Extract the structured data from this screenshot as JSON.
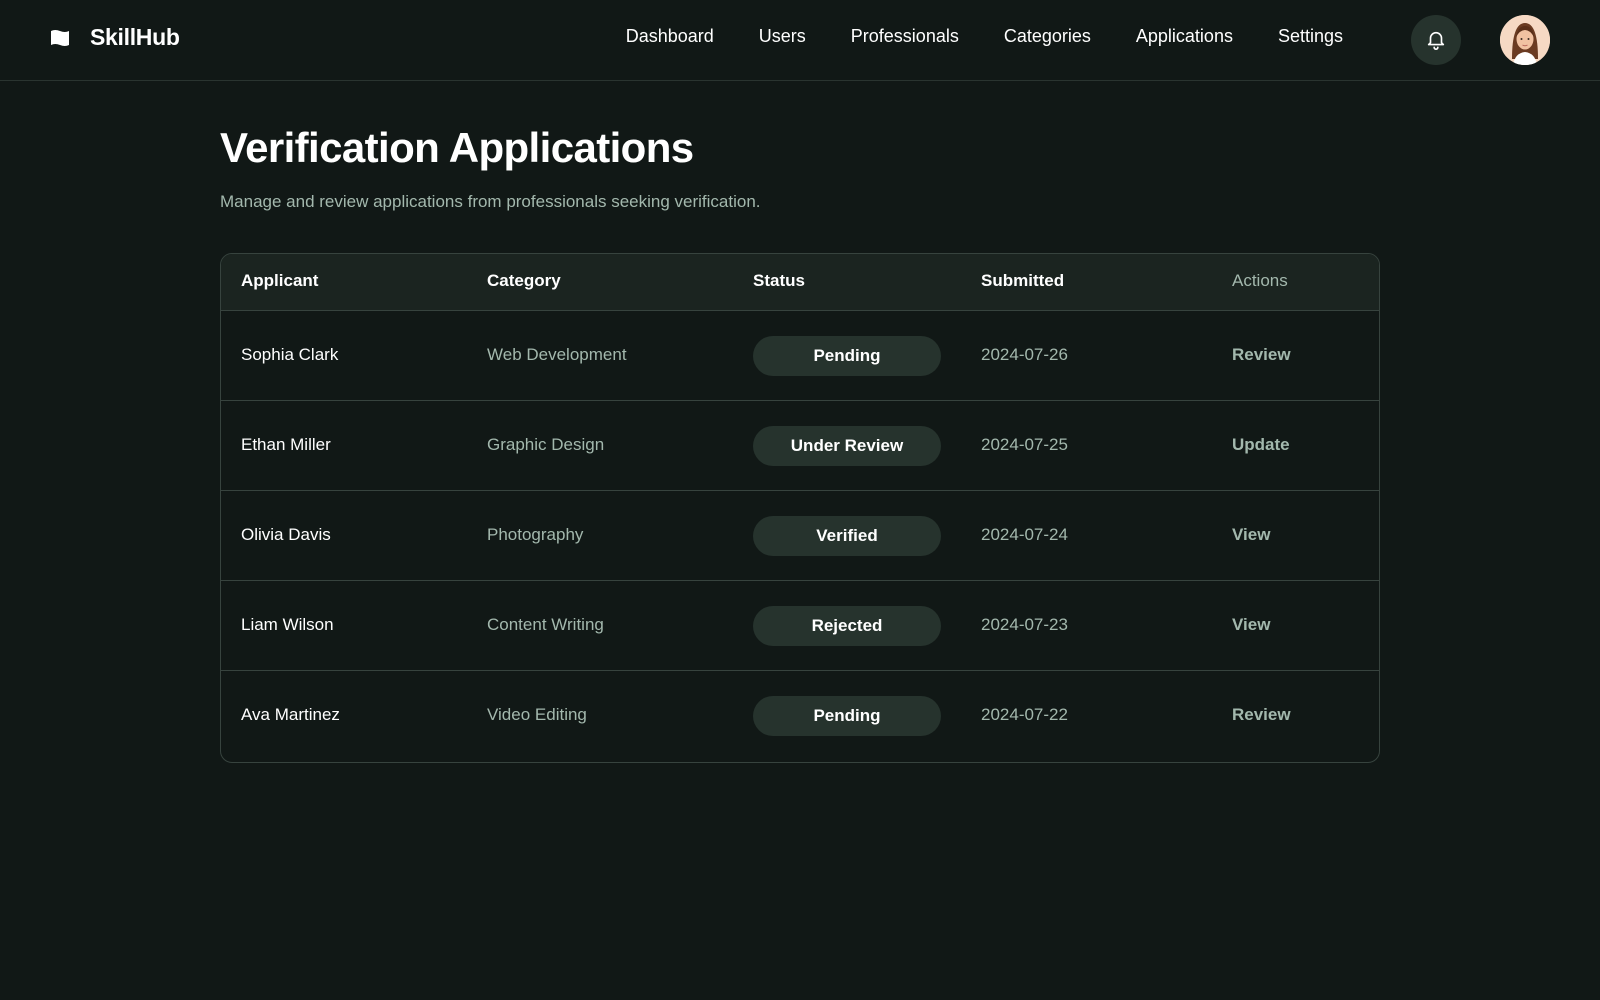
{
  "header": {
    "brand": "SkillHub",
    "nav": [
      "Dashboard",
      "Users",
      "Professionals",
      "Categories",
      "Applications",
      "Settings"
    ]
  },
  "page": {
    "title": "Verification Applications",
    "subtitle": "Manage and review applications from professionals seeking verification."
  },
  "table": {
    "columns": [
      "Applicant",
      "Category",
      "Status",
      "Submitted",
      "Actions"
    ],
    "rows": [
      {
        "applicant": "Sophia Clark",
        "category": "Web Development",
        "status": "Pending",
        "submitted": "2024-07-26",
        "action": "Review"
      },
      {
        "applicant": "Ethan Miller",
        "category": "Graphic Design",
        "status": "Under Review",
        "submitted": "2024-07-25",
        "action": "Update"
      },
      {
        "applicant": "Olivia Davis",
        "category": "Photography",
        "status": "Verified",
        "submitted": "2024-07-24",
        "action": "View"
      },
      {
        "applicant": "Liam Wilson",
        "category": "Content Writing",
        "status": "Rejected",
        "submitted": "2024-07-23",
        "action": "View"
      },
      {
        "applicant": "Ava Martinez",
        "category": "Video Editing",
        "status": "Pending",
        "submitted": "2024-07-22",
        "action": "Review"
      }
    ]
  },
  "icons": {
    "brand": "flag-icon",
    "notifications": "bell-icon",
    "avatar": "user-avatar"
  },
  "colors": {
    "background": "#111816",
    "surface": "#1b2420",
    "badge": "#26332d",
    "muted_text": "#a3b8ad",
    "border": "#37433e"
  }
}
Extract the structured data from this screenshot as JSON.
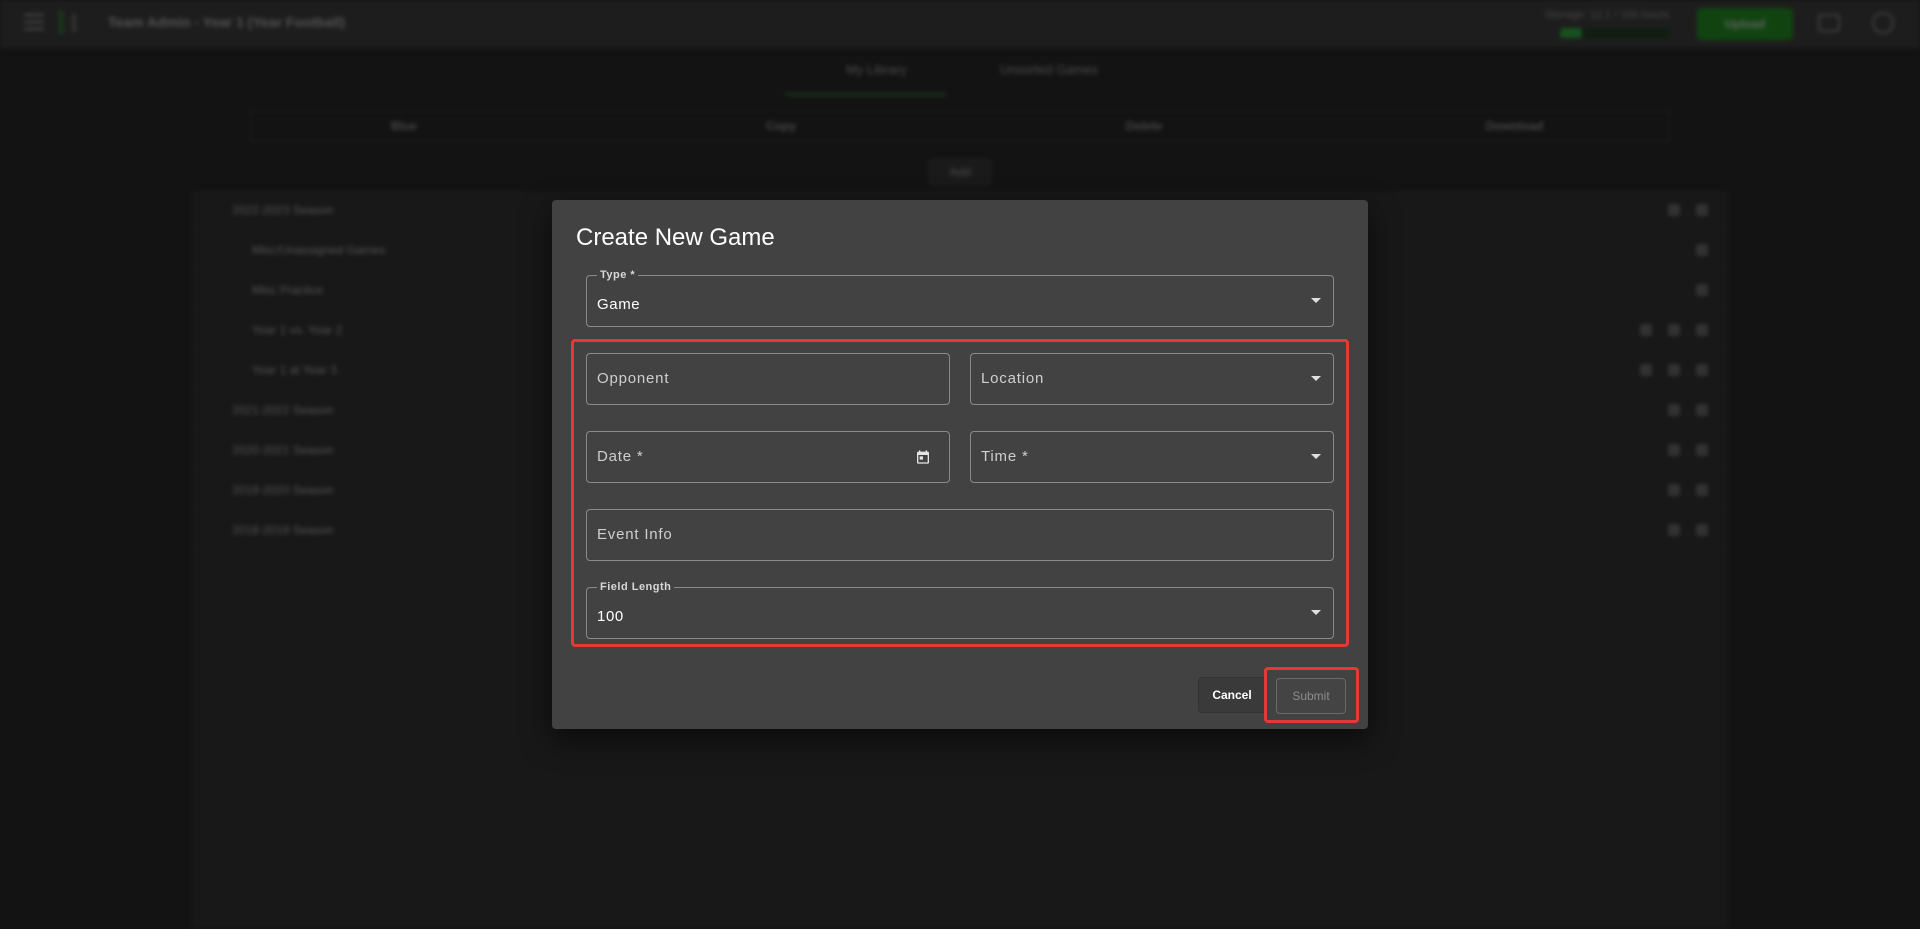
{
  "app": {
    "title": "Team Admin - Year 1 (Year Football)",
    "storage_text": "Storage: 12.1 / 100 hours",
    "storage_fraction": 0.2,
    "upload_label": "Upload",
    "tabs": [
      {
        "label": "My Library"
      },
      {
        "label": "Unsorted Games"
      }
    ],
    "columns": [
      "Blue",
      "Copy",
      "Delete",
      "Download"
    ],
    "add_label": "Add",
    "list_rows": [
      {
        "label": "2022-2023 Season"
      },
      {
        "label": "Misc/Unassigned Games"
      },
      {
        "label": "Misc Practice"
      },
      {
        "label": "Year 1 vs. Year 2"
      },
      {
        "label": "Year 1 at Year 3"
      },
      {
        "label": "2021-2022 Season"
      },
      {
        "label": "2020-2021 Season"
      },
      {
        "label": "2019-2020 Season"
      },
      {
        "label": "2018-2019 Season"
      }
    ]
  },
  "dialog": {
    "title": "Create New Game",
    "type_label": "Type *",
    "type_value": "Game",
    "opponent_placeholder": "Opponent",
    "location_placeholder": "Location",
    "date_placeholder": "Date *",
    "time_placeholder": "Time *",
    "event_info_placeholder": "Event Info",
    "field_length_label": "Field Length",
    "field_length_value": "100",
    "cancel_label": "Cancel",
    "submit_label": "Submit"
  }
}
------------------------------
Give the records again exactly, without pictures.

Extract the structured data from this screenshot as JSON.
{
  "header": {
    "brand": "SkillHub",
    "nav": [
      "Dashboard",
      "Users",
      "Professionals",
      "Categories",
      "Applications",
      "Settings"
    ]
  },
  "page": {
    "title": "Verification Applications",
    "subtitle": "Manage and review applications from professionals seeking verification."
  },
  "table": {
    "columns": [
      "Applicant",
      "Category",
      "Status",
      "Submitted",
      "Actions"
    ],
    "rows": [
      {
        "applicant": "Sophia Clark",
        "category": "Web Development",
        "status": "Pending",
        "submitted": "2024-07-26",
        "action": "Review"
      },
      {
        "applicant": "Ethan Miller",
        "category": "Graphic Design",
        "status": "Under Review",
        "submitted": "2024-07-25",
        "action": "Update"
      },
      {
        "applicant": "Olivia Davis",
        "category": "Photography",
        "status": "Verified",
        "submitted": "2024-07-24",
        "action": "View"
      },
      {
        "applicant": "Liam Wilson",
        "category": "Content Writing",
        "status": "Rejected",
        "submitted": "2024-07-23",
        "action": "View"
      },
      {
        "applicant": "Ava Martinez",
        "category": "Video Editing",
        "status": "Pending",
        "submitted": "2024-07-22",
        "action": "Review"
      }
    ]
  },
  "icons": {
    "brand": "flag-icon",
    "notifications": "bell-icon",
    "avatar": "user-avatar"
  },
  "colors": {
    "background": "#111816",
    "surface": "#1b2420",
    "badge": "#26332d",
    "muted_text": "#a3b8ad",
    "border": "#37433e"
  }
}
Extract the structured data from this screenshot as JSON.
{
  "app": {
    "title": "Team Admin - Year 1 (Year Football)",
    "storage_text": "Storage: 12.1 / 100 hours",
    "storage_fraction": 0.2,
    "upload_label": "Upload",
    "tabs": [
      {
        "label": "My Library"
      },
      {
        "label": "Unsorted Games"
      }
    ],
    "columns": [
      "Blue",
      "Copy",
      "Delete",
      "Download"
    ],
    "add_label": "Add",
    "list_rows": [
      {
        "label": "2022-2023 Season"
      },
      {
        "label": "Misc/Unassigned Games"
      },
      {
        "label": "Misc Practice"
      },
      {
        "label": "Year 1 vs. Year 2"
      },
      {
        "label": "Year 1 at Year 3"
      },
      {
        "label": "2021-2022 Season"
      },
      {
        "label": "2020-2021 Season"
      },
      {
        "label": "2019-2020 Season"
      },
      {
        "label": "2018-2019 Season"
      }
    ]
  },
  "dialog": {
    "title": "Create New Game",
    "type_label": "Type *",
    "type_value": "Game",
    "opponent_placeholder": "Opponent",
    "location_placeholder": "Location",
    "date_placeholder": "Date *",
    "time_placeholder": "Time *",
    "event_info_placeholder": "Event Info",
    "field_length_label": "Field Length",
    "field_length_value": "100",
    "cancel_label": "Cancel",
    "submit_label": "Submit"
  }
}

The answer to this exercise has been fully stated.